- Pretend to act, or look and feel, like a trusted entity — like your own device or browser, or the website itself.
- Try to trick you into doing something you’d only do for a trusted entity — like sharing a password or calling tech support.
If a user attempted to visit such a site, Google said this warning screen would appear.
Of course to benefit from “safe search” one has to set Chrome preferences to “protect you and your devices from dangerous sites.”
Is re-posting 2 month old news Google’s technique for generating positive headlines?
Today, the very same post re-posted on Google’s Official Webmaster Central Blog. Why repost an old post? Could it be Google’s way of generating positive headlines and muddying the waters as to its real business practices? Despite the fact today’s post was identical to the February announcement, a new round of headlines splashed across multiple websites making it seem like the “news” was new news….Google’s PR folks must be patting themselves on the back.
Google explains Safe Browsing this way:
Google’s Safe Browsing technology examines billions of URLs per day looking for unsafe websites…
When we detect unsafe sites, we show warnings on Google Search and in web browsers.
These unsafe sites fall into two categories, both of which threaten users’ privacy and security:
- Malware sites contain code to install malicious software onto users’ computers. Hackers can use this software to capture and transmit users’ private or sensitive information.

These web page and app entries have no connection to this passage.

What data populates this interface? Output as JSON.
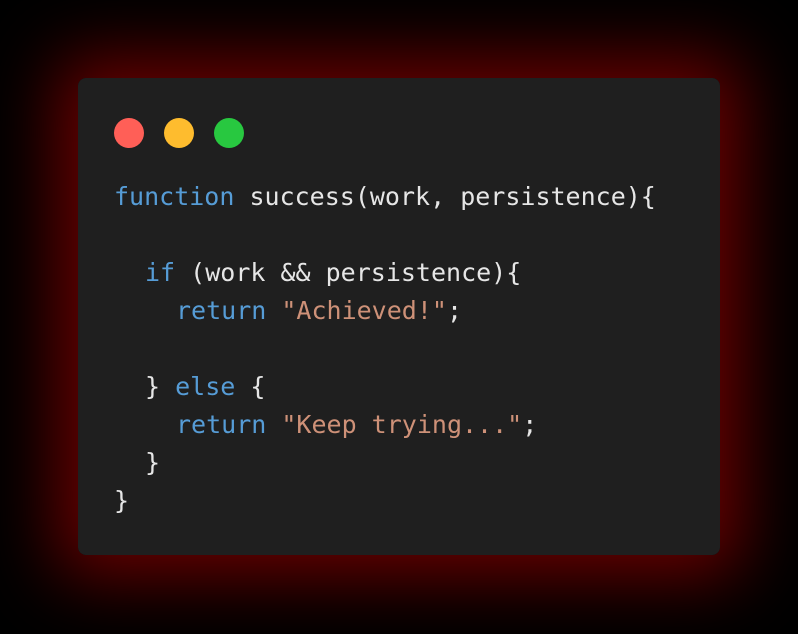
{
  "colors": {
    "background": "#000000",
    "glow": "#8c0000",
    "window": "#1f1f1f",
    "text": "#e6e6e6",
    "keyword": "#569cd6",
    "string": "#ce9178",
    "dot_close": "#ff5f57",
    "dot_minimize": "#febc2e",
    "dot_maximize": "#28c840"
  },
  "window_controls": {
    "close": "close-dot-icon",
    "minimize": "minimize-dot-icon",
    "maximize": "maximize-dot-icon"
  },
  "code": {
    "line1": {
      "kw": "function",
      "rest": " success(work, persistence){"
    },
    "line3": {
      "kw": "if",
      "rest": " (work && persistence){"
    },
    "line4": {
      "kw": "return",
      "sp": " ",
      "str": "\"Achieved!\"",
      "end": ";"
    },
    "line6": {
      "pre": "} ",
      "kw": "else",
      "rest": " {"
    },
    "line7": {
      "kw": "return",
      "sp": " ",
      "str": "\"Keep trying...\"",
      "end": ";"
    },
    "line8": {
      "text": "}"
    },
    "line9": {
      "text": "}"
    }
  }
}
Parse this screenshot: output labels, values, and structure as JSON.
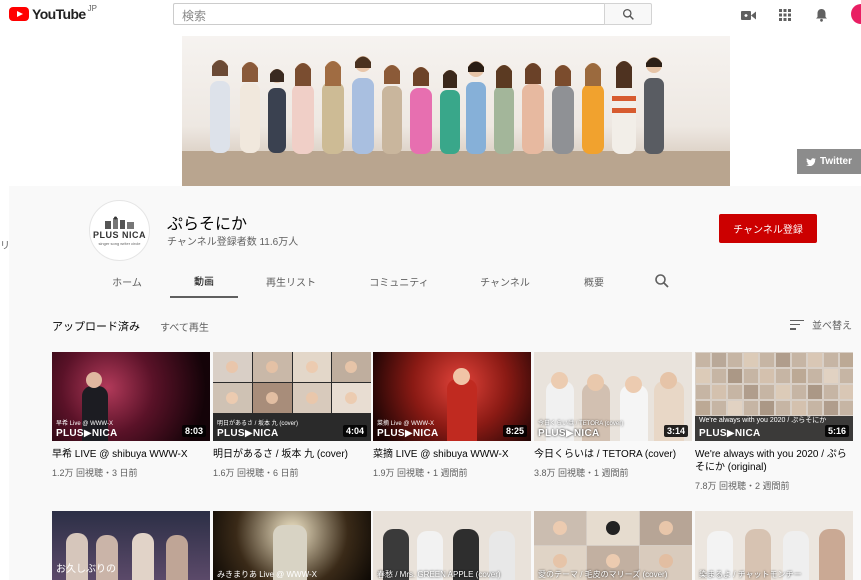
{
  "topbar": {
    "logo_text": "YouTube",
    "region": "JP",
    "search_placeholder": "検索"
  },
  "banner": {
    "twitter_label": "Twitter"
  },
  "channel": {
    "name": "ぷらそにか",
    "subscribers": "チャンネル登録者数 11.6万人",
    "subscribe_label": "チャンネル登録",
    "avatar_logo": "PLUS NICA",
    "avatar_tag": "singer song writer circle"
  },
  "left_edge_text": "リ",
  "tabs": [
    {
      "label": "ホーム"
    },
    {
      "label": "動画"
    },
    {
      "label": "再生リスト"
    },
    {
      "label": "コミュニティ"
    },
    {
      "label": "チャンネル"
    },
    {
      "label": "概要"
    }
  ],
  "section": {
    "title": "アップロード済み",
    "play_all": "すべて再生",
    "sort_label": "並べ替え"
  },
  "videos": [
    {
      "title": "早希 LIVE @ shibuya WWW-X",
      "meta": "1.2万 回視聴・3 日前",
      "duration": "8:03",
      "overlay": "早希 Live @ WWW-X",
      "brand": "PLUS▶NICA"
    },
    {
      "title": "明日があるさ / 坂本 九 (cover)",
      "meta": "1.6万 回視聴・6 日前",
      "duration": "4:04",
      "overlay": "明日があるさ / 坂本 九 (cover)",
      "brand": "PLUS▶NICA"
    },
    {
      "title": "菜摘 LIVE @ shibuya WWW-X",
      "meta": "1.9万 回視聴・1 週間前",
      "duration": "8:25",
      "overlay": "菜摘 Live @ WWW-X",
      "brand": "PLUS▶NICA"
    },
    {
      "title": "今日くらいは / TETORA (cover)",
      "meta": "3.8万 回視聴・1 週間前",
      "duration": "3:14",
      "overlay": "今日くらいは / TETORA (cover)",
      "brand": "PLUS▶NICA"
    },
    {
      "title": "We're always with you 2020 / ぷらそにか (original)",
      "meta": "7.8万 回視聴・2 週間前",
      "duration": "5:16",
      "overlay": "We're always with you 2020 / ぷらそにか",
      "brand": "PLUS▶NICA"
    }
  ],
  "row2": [
    {
      "caption": "お久しぶりの"
    },
    {
      "caption": "みきまりあ Live @ WWW-X"
    },
    {
      "caption": "春愁 / Mrs. GREEN APPLE (cover)"
    },
    {
      "caption": "愛のテーマ / 毛皮のマリーズ (cover)"
    },
    {
      "caption": "染まるよ / チャットモンチー"
    }
  ],
  "colors": {
    "brand_red": "#ff0000",
    "subscribe_red": "#cc0000"
  }
}
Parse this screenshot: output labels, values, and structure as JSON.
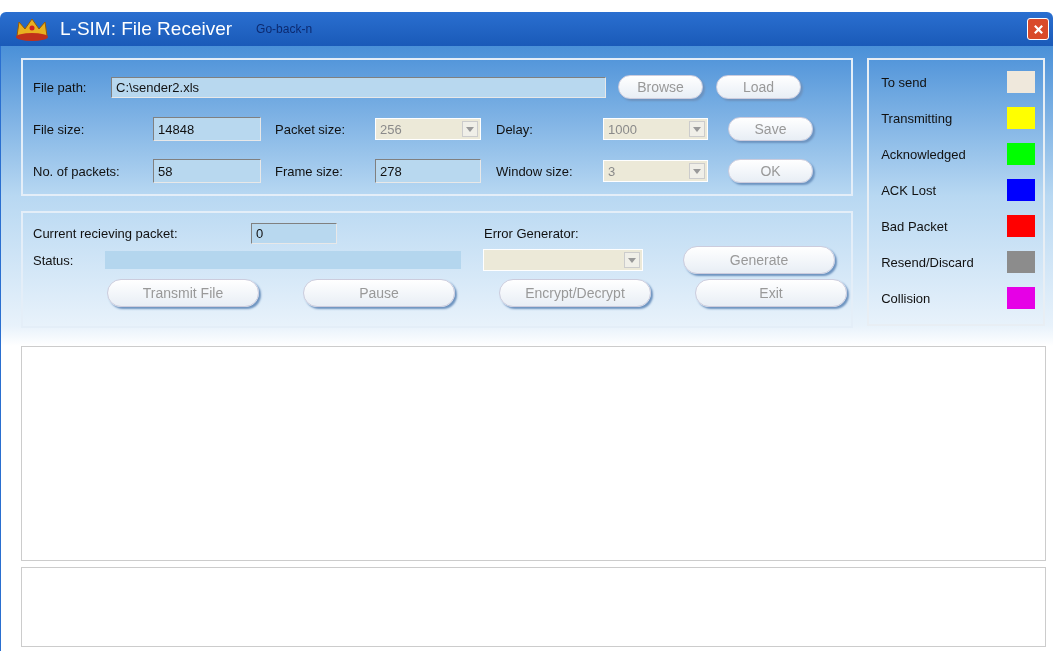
{
  "window": {
    "title": "L-SIM: File Receiver",
    "subtitle": "Go-back-n"
  },
  "file_panel": {
    "path": {
      "label": "File path:",
      "value": "C:\\sender2.xls"
    },
    "buttons": [
      {
        "label": "Browse",
        "disabled": true
      },
      {
        "label": "Load",
        "disabled": true
      }
    ],
    "rows": [
      {
        "label": "File size:",
        "value": "14848",
        "combo_label": "Packet size:",
        "combo_value": "256",
        "combo_disabled": true,
        "combo2_label": "Delay:",
        "combo2_value": "1000",
        "combo2_disabled": true,
        "button": {
          "label": "Save",
          "disabled": true
        }
      },
      {
        "label": "No. of packets:",
        "value": "58",
        "combo_label": "Frame size:",
        "combo_value": "278",
        "combo_disabled": false,
        "combo2_label": "Window size:",
        "combo2_value": "3",
        "combo2_disabled": true,
        "button": {
          "label": "OK",
          "disabled": true
        }
      }
    ]
  },
  "transfer_panel": {
    "current_label": "Current recieving packet:",
    "current_value": "0",
    "status_label": "Status:",
    "error_label": "Error Generator:",
    "error_disabled": true,
    "generate": {
      "label": "Generate",
      "disabled": true
    },
    "buttons": [
      {
        "label": "Transmit File",
        "disabled": true
      },
      {
        "label": "Pause",
        "disabled": true
      },
      {
        "label": "Encrypt/Decrypt",
        "disabled": true
      },
      {
        "label": "Exit",
        "disabled": true
      }
    ]
  },
  "legend": [
    {
      "label": "To send",
      "color": "#efe8dc"
    },
    {
      "label": "Transmitting",
      "color": "#ffff00"
    },
    {
      "label": "Acknowledged",
      "color": "#00ff00"
    },
    {
      "label": "ACK Lost",
      "color": "#0000ff"
    },
    {
      "label": "Bad Packet",
      "color": "#ff0000"
    },
    {
      "label": "Resend/Discard",
      "color": "#8c8c8c"
    },
    {
      "label": "Collision",
      "color": "#e600e6"
    }
  ]
}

- Phishing sites pretend to be legitimate while trying to trick users into typing in their username and password or sharing other private information. Common examples are web pages that impersonate legitimate bank websites or online stores.

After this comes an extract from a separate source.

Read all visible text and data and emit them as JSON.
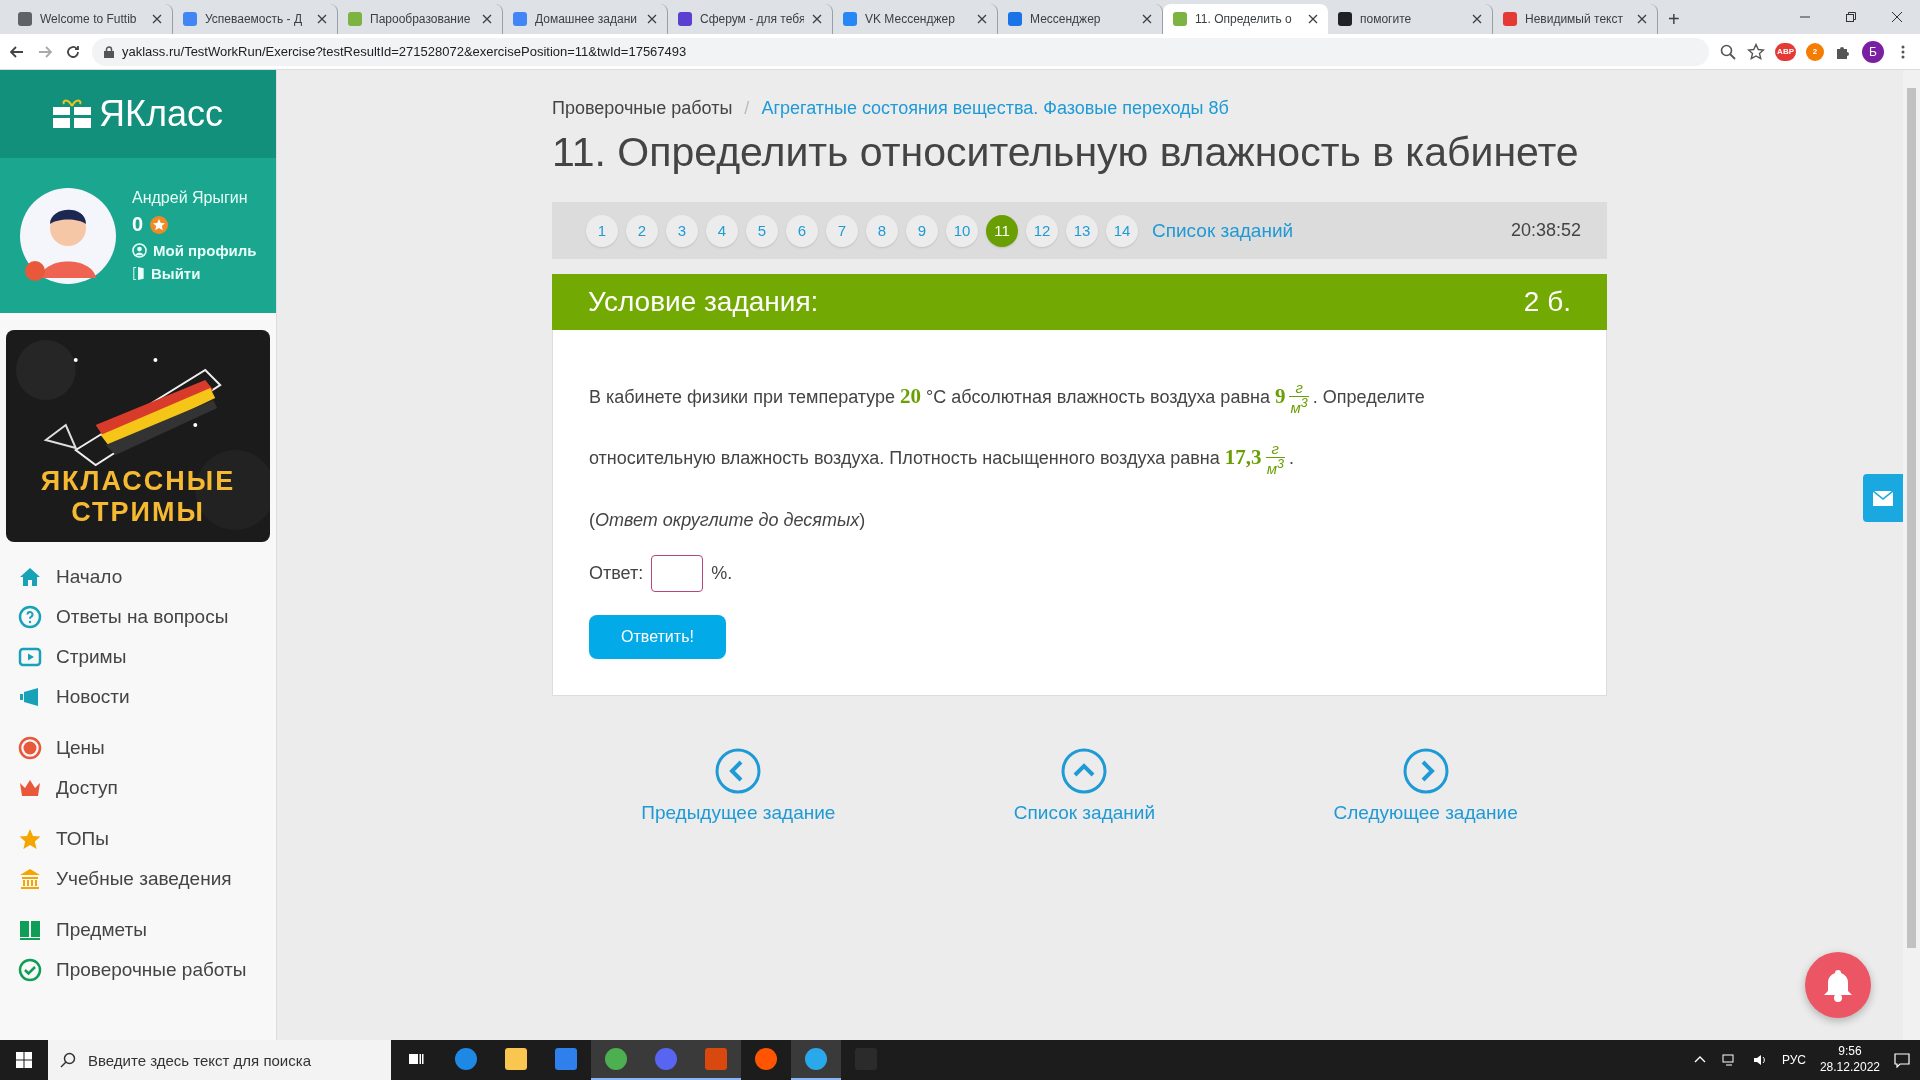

Sounds like a positive step against online piracy since malware and deceptive advertising is online piracy’s bread and butter, right? WRONG…

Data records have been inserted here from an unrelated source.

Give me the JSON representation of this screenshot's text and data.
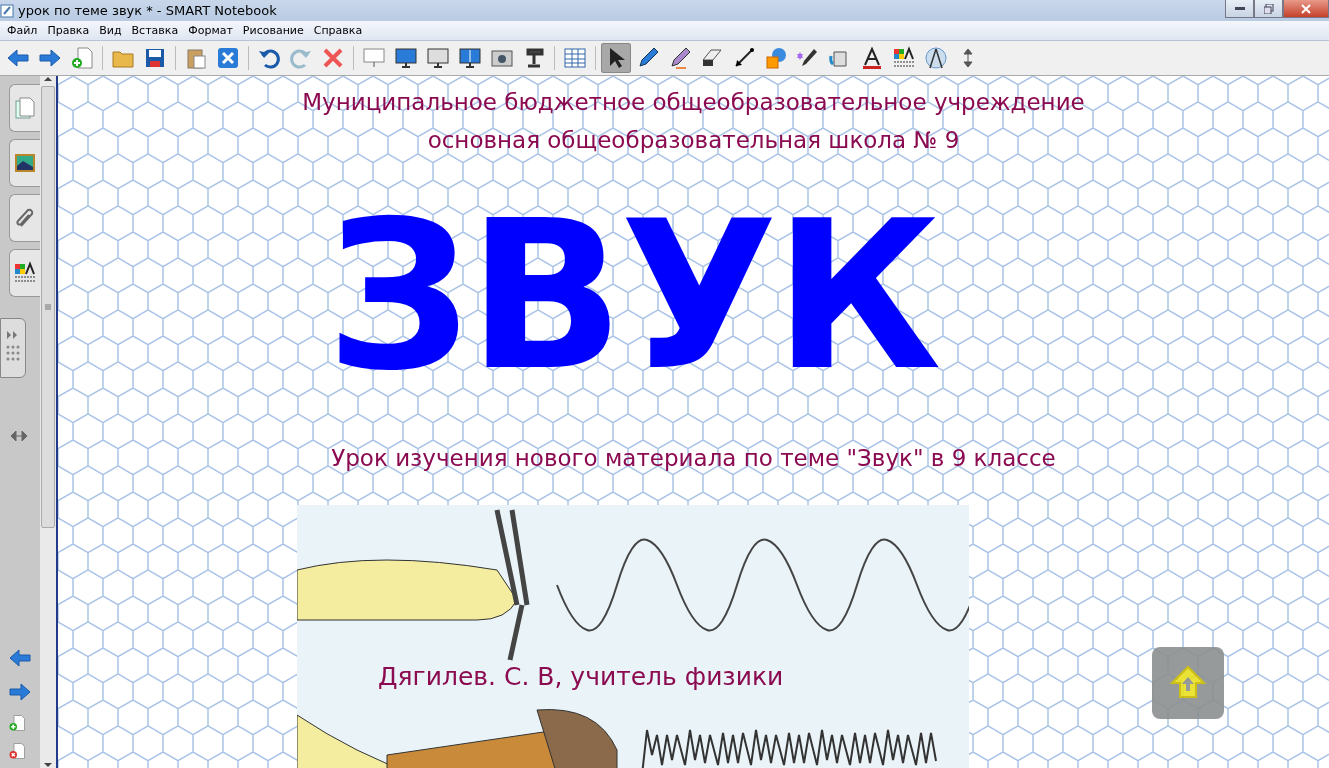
{
  "window": {
    "title": "урок по теме звук * - SMART Notebook"
  },
  "menu": [
    "Файл",
    "Правка",
    "Вид",
    "Вставка",
    "Формат",
    "Рисование",
    "Справка"
  ],
  "toolbar": [
    {
      "kind": "back",
      "selected": false
    },
    {
      "kind": "forward",
      "selected": false
    },
    {
      "kind": "addpage",
      "selected": false
    },
    {
      "kind": "sep"
    },
    {
      "kind": "open",
      "selected": false
    },
    {
      "kind": "save",
      "selected": false
    },
    {
      "kind": "sep"
    },
    {
      "kind": "paste",
      "selected": false
    },
    {
      "kind": "fullscreen",
      "selected": false
    },
    {
      "kind": "sep"
    },
    {
      "kind": "undo",
      "selected": false
    },
    {
      "kind": "redo",
      "selected": false
    },
    {
      "kind": "delete",
      "selected": false
    },
    {
      "kind": "sep"
    },
    {
      "kind": "shade",
      "selected": false
    },
    {
      "kind": "monitor",
      "selected": false
    },
    {
      "kind": "monitor2",
      "selected": false
    },
    {
      "kind": "dualview",
      "selected": false
    },
    {
      "kind": "camera",
      "selected": false
    },
    {
      "kind": "doccam",
      "selected": false
    },
    {
      "kind": "sep"
    },
    {
      "kind": "table",
      "selected": false
    },
    {
      "kind": "sep"
    },
    {
      "kind": "select",
      "selected": true
    },
    {
      "kind": "pen",
      "selected": false
    },
    {
      "kind": "creativepen",
      "selected": false
    },
    {
      "kind": "eraser",
      "selected": false
    },
    {
      "kind": "line",
      "selected": false
    },
    {
      "kind": "shapes",
      "selected": false
    },
    {
      "kind": "magicpen",
      "selected": false
    },
    {
      "kind": "fill",
      "selected": false
    },
    {
      "kind": "text",
      "selected": false
    },
    {
      "kind": "properties",
      "selected": false
    },
    {
      "kind": "measure",
      "selected": false
    },
    {
      "kind": "move",
      "selected": false
    }
  ],
  "side_tabs": [
    {
      "kind": "pages",
      "selected": false
    },
    {
      "kind": "gallery",
      "selected": false
    },
    {
      "kind": "attachments",
      "selected": false
    },
    {
      "kind": "properties",
      "selected": false
    }
  ],
  "slide": {
    "heading_lines": [
      "Муниципальное бюджетное общеобразовательное учреждение",
      "основная общеобразовательная школа № 9"
    ],
    "title": "ЗВУК",
    "subtitle": "Урок изучения нового материала по теме \"Звук\"  в 9 классе",
    "author": "Дягилев. С. В, учитель физики"
  }
}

Google’s “safe search” warnings are nowhere to be found on piracy websites I checked as part of a little test I conducted today using Google Chrome.
Using Google search I looked for the recently released film ‘Carol’ using the search terms, “watch carol online.”
What I found was the same old, same old. In typical Google fashion, three out of the top four results lead to pirate websites that offer up free, full pirated copies of the movie. In addition–contrary to Google’s new “safe browsing” policy–all two of the pirate sites featured embedded and pop-up featuring the very type of deceptive content Google claimed it would slap with warnings. Despite this, nary a Google “warning” to be found on any of these sites.
Google warns against visiting scam sites, but continues to send consumers there via its search engine?
What’s even more puzzling is that I Google’s “safe search” initiative is also more talk than action when sites (flagged warnings about “deceptive content”) that are found via its own search engine.
Below is an example from a SolarMovie site which offers up links to pirated movies galore. Amid the pirated movies were sporadic warnings from Google. If Google is serious about protecting users from malware and phishing scams, why not simply remove these flagged sites from Google search?
Of course Google hypocrisy is nothing new. Google flacks can generate all the fresh headlines they want by reposting old news, but in the end, the story remains the same. The team from Mountain View talk a good game, but in reality, nothing changes. Google search continues to point the way to pirated content, malware or scams be damned…maybe the safest way to browse is to avoid Google entirely?